* [Activity] In how many lines of the entries below does "data" appear? Give only the number.

---------- Provided records

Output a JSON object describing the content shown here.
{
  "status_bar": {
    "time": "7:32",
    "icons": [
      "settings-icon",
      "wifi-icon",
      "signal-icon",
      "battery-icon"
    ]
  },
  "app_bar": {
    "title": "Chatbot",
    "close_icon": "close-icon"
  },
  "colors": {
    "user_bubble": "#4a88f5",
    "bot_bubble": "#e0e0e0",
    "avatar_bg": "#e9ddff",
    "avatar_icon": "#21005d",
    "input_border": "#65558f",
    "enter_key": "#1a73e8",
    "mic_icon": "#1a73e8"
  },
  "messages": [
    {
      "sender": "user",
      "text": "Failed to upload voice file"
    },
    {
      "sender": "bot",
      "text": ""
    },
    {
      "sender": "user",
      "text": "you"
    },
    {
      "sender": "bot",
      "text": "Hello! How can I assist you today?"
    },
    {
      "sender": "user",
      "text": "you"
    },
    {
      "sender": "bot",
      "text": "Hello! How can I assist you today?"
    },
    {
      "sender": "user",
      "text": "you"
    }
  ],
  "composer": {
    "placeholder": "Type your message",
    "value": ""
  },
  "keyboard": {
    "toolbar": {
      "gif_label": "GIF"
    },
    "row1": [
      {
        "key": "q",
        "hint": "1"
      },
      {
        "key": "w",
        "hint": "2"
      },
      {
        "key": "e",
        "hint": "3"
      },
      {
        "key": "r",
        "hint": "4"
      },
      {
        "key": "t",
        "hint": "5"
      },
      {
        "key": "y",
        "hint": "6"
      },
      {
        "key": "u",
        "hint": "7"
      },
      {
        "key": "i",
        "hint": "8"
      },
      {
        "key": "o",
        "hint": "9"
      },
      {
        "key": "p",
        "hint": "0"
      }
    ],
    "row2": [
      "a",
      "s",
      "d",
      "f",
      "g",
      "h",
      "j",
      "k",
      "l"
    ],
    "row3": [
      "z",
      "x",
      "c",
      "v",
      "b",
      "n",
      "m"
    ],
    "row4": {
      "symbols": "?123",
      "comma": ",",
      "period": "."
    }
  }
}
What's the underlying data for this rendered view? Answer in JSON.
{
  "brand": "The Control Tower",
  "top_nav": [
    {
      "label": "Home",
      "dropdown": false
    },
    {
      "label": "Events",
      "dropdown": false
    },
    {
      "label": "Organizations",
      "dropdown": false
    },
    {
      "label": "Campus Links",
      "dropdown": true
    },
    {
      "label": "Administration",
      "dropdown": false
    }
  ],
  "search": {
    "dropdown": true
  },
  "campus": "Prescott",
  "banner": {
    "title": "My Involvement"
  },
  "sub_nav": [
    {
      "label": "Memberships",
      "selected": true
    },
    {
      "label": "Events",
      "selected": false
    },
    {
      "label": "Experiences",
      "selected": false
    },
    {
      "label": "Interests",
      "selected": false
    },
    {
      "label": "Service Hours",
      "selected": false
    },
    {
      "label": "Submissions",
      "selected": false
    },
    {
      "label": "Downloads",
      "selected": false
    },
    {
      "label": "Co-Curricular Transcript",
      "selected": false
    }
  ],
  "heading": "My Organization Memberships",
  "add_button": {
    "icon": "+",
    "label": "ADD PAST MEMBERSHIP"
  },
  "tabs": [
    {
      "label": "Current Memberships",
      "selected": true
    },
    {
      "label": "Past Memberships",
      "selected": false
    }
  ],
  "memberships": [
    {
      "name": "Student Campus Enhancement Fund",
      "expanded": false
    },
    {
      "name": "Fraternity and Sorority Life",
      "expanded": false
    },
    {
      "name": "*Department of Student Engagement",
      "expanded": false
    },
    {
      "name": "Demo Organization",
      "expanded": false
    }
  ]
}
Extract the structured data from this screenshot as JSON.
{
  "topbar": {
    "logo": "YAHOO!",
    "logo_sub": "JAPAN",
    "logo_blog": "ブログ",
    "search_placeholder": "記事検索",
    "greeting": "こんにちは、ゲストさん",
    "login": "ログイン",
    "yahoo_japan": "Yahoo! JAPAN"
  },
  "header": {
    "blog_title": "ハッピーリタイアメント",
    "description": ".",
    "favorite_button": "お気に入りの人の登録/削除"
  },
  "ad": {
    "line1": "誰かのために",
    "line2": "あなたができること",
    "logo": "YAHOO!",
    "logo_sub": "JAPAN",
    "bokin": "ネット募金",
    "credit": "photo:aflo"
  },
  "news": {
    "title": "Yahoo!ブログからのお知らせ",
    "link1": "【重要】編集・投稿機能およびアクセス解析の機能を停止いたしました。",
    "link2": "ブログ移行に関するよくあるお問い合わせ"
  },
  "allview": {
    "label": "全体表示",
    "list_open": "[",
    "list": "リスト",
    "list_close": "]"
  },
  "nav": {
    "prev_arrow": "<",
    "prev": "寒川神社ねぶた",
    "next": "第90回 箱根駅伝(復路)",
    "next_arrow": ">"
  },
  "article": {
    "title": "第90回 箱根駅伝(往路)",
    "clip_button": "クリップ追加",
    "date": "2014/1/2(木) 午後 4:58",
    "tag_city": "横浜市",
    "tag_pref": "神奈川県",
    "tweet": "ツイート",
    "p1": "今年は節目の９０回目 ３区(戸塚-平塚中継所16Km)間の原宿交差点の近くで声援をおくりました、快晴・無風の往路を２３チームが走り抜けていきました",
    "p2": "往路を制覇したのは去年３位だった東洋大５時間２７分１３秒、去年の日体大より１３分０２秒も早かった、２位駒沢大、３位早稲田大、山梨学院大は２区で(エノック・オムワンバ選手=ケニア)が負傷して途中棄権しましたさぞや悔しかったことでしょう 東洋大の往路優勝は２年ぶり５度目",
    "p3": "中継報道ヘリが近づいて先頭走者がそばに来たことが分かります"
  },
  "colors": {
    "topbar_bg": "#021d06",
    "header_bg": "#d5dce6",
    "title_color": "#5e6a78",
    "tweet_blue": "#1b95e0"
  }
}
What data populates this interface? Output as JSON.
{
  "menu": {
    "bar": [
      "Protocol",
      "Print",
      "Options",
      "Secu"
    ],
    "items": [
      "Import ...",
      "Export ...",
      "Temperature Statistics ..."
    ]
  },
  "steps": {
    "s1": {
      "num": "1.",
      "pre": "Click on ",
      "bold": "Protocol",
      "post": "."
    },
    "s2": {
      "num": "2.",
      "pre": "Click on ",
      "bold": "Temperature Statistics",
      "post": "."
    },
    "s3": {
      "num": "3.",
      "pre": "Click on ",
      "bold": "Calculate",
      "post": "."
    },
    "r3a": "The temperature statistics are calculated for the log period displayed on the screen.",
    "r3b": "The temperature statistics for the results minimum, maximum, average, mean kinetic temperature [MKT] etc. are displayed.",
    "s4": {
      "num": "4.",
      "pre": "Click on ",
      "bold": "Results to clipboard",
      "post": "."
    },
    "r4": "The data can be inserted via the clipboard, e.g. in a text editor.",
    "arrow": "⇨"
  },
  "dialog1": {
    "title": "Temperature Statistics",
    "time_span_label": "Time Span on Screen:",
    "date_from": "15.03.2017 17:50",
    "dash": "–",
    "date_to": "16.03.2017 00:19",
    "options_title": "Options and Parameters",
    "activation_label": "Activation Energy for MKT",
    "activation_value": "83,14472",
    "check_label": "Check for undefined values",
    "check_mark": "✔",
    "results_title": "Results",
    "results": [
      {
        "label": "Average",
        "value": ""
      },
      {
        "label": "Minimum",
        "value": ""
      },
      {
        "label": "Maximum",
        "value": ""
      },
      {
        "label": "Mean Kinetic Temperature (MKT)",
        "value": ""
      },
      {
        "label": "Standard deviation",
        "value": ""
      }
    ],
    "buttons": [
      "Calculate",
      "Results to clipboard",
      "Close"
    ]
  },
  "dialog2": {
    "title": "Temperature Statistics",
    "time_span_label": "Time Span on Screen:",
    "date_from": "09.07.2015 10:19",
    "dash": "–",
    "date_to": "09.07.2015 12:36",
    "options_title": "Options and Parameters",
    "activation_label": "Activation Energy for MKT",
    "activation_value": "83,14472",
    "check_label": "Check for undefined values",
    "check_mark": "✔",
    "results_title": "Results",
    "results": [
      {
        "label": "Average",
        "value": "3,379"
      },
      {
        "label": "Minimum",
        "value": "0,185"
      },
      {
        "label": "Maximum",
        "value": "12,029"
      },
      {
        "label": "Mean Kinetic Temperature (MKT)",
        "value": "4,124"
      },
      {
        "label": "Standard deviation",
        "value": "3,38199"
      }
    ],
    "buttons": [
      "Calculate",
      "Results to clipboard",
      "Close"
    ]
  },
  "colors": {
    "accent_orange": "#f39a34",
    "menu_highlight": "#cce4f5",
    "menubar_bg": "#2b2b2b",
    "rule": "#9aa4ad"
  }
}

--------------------

* [Task response] 4